DATA LISTING:

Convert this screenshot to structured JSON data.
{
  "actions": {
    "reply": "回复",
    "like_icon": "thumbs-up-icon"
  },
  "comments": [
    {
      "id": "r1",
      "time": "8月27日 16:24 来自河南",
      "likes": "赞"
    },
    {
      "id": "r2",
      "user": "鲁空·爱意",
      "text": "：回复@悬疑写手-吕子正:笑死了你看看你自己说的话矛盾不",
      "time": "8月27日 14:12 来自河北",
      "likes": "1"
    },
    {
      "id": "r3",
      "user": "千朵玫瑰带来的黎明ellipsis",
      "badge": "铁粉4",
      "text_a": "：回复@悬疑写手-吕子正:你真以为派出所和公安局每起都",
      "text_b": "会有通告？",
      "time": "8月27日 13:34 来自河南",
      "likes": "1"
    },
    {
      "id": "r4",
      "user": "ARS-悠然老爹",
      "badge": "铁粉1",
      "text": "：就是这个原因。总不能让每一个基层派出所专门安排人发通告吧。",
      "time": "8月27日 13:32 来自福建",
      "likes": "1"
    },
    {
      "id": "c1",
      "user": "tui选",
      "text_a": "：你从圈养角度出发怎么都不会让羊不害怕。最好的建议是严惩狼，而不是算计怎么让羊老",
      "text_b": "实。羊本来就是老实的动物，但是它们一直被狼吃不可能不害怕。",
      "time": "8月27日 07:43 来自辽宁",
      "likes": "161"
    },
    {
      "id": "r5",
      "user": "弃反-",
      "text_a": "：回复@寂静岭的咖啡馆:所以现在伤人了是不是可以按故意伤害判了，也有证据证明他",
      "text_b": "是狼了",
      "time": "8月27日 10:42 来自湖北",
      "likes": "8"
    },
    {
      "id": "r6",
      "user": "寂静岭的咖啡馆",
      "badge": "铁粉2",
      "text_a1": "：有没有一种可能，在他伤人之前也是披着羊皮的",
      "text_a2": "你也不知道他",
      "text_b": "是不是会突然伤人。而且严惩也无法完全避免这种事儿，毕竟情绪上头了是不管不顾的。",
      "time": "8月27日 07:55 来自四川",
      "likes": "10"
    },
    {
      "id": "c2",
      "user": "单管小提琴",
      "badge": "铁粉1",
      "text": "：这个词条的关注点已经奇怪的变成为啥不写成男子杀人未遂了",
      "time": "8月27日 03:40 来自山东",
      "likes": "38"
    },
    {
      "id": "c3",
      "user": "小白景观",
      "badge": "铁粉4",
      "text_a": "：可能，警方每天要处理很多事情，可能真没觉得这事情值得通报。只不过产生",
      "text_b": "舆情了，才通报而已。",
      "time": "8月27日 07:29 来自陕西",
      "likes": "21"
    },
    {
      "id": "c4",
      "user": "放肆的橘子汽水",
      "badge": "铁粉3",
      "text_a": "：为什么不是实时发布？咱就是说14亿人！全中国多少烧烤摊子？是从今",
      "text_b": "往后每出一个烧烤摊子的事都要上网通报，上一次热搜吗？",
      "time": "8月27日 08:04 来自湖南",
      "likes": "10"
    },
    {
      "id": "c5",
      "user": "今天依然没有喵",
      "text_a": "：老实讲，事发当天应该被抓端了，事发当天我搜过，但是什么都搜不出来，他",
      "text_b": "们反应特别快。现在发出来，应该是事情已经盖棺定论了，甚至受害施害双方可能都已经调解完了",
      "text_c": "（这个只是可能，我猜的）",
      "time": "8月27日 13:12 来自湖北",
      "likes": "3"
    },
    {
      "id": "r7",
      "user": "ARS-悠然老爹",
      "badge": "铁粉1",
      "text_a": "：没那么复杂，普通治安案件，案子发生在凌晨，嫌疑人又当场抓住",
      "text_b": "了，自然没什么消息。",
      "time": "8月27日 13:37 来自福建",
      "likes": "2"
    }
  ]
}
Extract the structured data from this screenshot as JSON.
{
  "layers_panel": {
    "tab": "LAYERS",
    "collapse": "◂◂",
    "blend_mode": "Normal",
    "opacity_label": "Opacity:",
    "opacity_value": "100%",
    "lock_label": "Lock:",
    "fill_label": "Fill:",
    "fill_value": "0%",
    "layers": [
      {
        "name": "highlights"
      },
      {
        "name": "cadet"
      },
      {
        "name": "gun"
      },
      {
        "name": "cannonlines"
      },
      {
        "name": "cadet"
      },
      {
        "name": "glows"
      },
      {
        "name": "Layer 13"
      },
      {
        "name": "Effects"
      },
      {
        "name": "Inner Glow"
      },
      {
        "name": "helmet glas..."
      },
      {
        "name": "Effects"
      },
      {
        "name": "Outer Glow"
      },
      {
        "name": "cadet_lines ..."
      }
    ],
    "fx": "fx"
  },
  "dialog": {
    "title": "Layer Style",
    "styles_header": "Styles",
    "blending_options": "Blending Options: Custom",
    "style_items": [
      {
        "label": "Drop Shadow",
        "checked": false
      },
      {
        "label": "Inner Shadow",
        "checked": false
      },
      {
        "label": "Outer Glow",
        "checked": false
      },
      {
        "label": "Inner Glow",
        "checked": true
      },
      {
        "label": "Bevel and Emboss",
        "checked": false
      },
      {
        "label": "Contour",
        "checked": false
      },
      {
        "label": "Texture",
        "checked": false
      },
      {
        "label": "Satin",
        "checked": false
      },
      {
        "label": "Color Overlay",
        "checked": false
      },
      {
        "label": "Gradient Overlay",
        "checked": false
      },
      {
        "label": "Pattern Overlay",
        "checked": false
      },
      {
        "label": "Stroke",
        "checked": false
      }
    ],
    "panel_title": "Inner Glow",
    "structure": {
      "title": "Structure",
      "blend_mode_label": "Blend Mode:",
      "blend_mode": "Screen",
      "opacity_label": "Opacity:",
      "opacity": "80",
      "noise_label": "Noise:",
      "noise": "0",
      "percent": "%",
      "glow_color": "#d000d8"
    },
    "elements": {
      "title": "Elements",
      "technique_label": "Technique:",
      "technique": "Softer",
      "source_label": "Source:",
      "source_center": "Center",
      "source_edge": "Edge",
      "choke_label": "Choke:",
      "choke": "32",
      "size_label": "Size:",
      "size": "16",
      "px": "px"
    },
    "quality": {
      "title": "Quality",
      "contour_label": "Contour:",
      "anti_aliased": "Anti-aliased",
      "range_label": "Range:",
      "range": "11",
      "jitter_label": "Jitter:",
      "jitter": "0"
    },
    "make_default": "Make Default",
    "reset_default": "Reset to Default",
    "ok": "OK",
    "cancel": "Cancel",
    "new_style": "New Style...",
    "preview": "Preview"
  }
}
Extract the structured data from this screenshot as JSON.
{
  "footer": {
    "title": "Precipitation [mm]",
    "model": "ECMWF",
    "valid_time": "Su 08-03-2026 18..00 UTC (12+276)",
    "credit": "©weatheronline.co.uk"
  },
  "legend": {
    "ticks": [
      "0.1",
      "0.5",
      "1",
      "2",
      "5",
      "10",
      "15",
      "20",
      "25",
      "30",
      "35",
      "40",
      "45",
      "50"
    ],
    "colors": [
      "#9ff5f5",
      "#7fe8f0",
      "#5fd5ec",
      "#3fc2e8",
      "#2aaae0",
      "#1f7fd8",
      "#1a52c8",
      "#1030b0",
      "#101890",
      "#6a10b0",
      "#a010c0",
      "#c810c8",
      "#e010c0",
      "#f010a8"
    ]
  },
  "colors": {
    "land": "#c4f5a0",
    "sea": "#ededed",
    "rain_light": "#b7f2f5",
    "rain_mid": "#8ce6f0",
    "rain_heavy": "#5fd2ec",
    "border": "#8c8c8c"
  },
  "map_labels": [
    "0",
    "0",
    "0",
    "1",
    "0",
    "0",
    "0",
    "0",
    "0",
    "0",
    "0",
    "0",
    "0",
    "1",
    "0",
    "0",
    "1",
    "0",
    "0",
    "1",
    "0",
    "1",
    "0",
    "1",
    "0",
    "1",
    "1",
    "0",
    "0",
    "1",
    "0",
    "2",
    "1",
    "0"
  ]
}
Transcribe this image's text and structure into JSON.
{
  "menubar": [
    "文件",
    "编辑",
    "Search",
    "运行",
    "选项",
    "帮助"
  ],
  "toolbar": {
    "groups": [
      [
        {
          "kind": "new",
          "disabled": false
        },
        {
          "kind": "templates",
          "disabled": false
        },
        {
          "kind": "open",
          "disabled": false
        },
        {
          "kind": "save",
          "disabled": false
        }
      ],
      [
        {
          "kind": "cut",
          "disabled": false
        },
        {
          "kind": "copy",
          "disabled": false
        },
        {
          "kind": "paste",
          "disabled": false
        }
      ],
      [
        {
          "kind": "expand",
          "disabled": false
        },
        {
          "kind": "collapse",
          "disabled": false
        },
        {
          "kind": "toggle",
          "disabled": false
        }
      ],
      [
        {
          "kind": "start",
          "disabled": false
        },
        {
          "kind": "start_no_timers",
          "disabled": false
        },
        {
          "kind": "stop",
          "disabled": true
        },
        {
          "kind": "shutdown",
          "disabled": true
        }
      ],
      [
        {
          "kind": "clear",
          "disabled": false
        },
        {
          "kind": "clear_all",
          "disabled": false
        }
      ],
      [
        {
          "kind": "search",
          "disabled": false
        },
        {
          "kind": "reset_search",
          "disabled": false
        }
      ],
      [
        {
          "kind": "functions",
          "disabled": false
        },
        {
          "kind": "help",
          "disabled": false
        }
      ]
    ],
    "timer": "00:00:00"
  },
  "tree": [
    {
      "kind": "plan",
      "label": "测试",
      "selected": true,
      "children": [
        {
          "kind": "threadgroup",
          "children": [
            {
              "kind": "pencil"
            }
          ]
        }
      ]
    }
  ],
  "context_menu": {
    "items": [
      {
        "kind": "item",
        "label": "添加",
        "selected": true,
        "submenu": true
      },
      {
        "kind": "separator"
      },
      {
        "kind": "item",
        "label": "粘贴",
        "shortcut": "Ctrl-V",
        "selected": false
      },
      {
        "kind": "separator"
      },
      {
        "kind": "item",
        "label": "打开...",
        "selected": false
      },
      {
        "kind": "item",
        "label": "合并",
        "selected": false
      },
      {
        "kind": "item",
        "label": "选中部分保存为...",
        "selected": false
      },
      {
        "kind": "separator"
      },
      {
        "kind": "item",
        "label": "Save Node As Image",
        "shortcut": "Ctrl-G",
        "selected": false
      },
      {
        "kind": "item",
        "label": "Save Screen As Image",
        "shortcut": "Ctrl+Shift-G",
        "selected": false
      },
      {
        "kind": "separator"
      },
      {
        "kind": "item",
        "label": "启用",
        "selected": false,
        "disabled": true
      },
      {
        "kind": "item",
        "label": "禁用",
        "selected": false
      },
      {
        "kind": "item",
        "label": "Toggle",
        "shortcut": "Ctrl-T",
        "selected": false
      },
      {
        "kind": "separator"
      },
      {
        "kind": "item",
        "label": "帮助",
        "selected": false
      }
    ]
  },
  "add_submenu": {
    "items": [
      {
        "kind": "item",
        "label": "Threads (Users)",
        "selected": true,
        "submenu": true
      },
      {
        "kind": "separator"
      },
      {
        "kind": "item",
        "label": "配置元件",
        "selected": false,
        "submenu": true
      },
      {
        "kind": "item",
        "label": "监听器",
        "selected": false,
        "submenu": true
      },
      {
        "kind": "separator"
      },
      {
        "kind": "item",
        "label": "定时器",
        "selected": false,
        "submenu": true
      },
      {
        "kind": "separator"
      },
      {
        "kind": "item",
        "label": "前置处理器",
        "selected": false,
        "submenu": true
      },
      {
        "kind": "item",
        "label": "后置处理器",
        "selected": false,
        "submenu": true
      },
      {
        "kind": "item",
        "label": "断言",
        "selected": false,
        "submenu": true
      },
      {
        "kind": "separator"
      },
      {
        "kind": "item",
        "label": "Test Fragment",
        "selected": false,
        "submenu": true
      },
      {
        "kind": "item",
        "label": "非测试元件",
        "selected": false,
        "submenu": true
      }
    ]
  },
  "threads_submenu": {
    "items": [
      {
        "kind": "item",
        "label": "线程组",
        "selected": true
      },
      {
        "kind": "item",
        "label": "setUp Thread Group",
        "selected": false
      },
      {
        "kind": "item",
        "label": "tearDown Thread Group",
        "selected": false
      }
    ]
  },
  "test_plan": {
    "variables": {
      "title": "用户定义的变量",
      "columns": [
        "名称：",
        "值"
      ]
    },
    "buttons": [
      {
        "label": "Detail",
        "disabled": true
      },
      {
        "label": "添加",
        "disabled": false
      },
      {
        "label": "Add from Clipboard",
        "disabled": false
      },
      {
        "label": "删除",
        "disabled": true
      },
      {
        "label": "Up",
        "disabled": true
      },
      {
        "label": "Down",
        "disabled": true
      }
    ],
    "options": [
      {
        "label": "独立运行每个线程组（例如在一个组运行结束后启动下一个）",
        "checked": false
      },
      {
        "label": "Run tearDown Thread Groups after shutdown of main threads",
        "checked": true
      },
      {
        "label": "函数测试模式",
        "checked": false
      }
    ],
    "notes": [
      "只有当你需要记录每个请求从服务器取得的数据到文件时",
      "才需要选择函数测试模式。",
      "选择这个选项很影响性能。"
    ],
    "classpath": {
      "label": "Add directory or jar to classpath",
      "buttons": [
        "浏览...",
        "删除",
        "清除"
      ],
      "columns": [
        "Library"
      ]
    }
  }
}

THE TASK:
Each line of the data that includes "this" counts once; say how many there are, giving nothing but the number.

RESPONSE:
4